(June 2015) | Useful to Parent Centers re: juvenile justice
Children with disabilities are disproportionately placed in the juvenile justice system, receive inadequate treatment, and are denied educational opportunities, the National Disability Rights Network asserts in this report, subtitled “Recommendations to Prevent the Disproportionate Placement and Inadequate Treatment of Children with Disabilities in the Juvenile Justice System.”
More than 65% of youth in the justice system meet the criteria for a disability, a rate that is three times higher than that of the general population. These findings are based upon scores of reports from the nationwide Protection and Advocacy (P&A) System. P&As provide legal and other advocacy services to children and youth with disabilities in the juvenile justice system, and also maintain a presence in the facilities in which they are found, including prisons, jails, and detention centers. P&As have the legal authority to monitor and investigate allegations of abuse in these facilities.

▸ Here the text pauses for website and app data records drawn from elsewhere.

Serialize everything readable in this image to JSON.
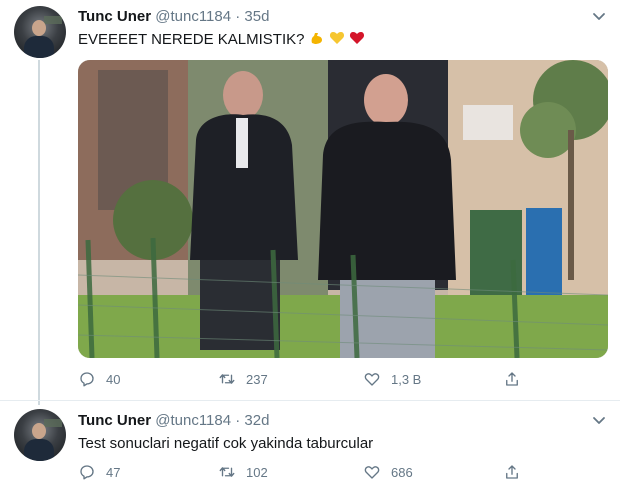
{
  "tweets": [
    {
      "name": "Tunc Uner",
      "handle": "@tunc1184",
      "separator": "·",
      "time": "35d",
      "text": "EVEEEET NEREDE KALMISTIK?",
      "emojis": [
        "flexed-biceps",
        "yellow-heart",
        "red-heart"
      ],
      "has_media": true,
      "replies": "40",
      "retweets": "237",
      "likes": "1,3 B"
    },
    {
      "name": "Tunc Uner",
      "handle": "@tunc1184",
      "separator": "·",
      "time": "32d",
      "text": "Test sonuclari negatif cok yakinda taburcular",
      "replies": "47",
      "retweets": "102",
      "likes": "686"
    }
  ],
  "colors": {
    "text": "#14171a",
    "secondary": "#657786",
    "thread_line": "#cfd9de",
    "divider": "#e6ecf0"
  }
}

Issues addressed in this report include:
- diversion of children and youth with disabilities from the juvenile justice system (particularly stemming the “School to Prison Pipeline”);
- humane conditions while incarcerated (such as accommodation and communication needs, medical care, mental health treatment, and the prevention of abuse and neglect); and
- re-entry services like education and treatment to ensure the child or youth’s success upon release from the facility.
The report describes the problems children and youth with disabilities encounter and solutions used with success by the P&As, and provides specific recommendations for systemic improvements.
Updated August 2023
* HIGHLY RATED RESOURCE * This resource was reviewed by 3-member panels of Parent Center staff working independently from one another to rate the quality, accuracy, impartiality, relevance, and usefulness of CPIR resources. This resource was found to be of “High Quality, Accuracy, Impartiality, Relevance, and Usefulness” to Parent Centers.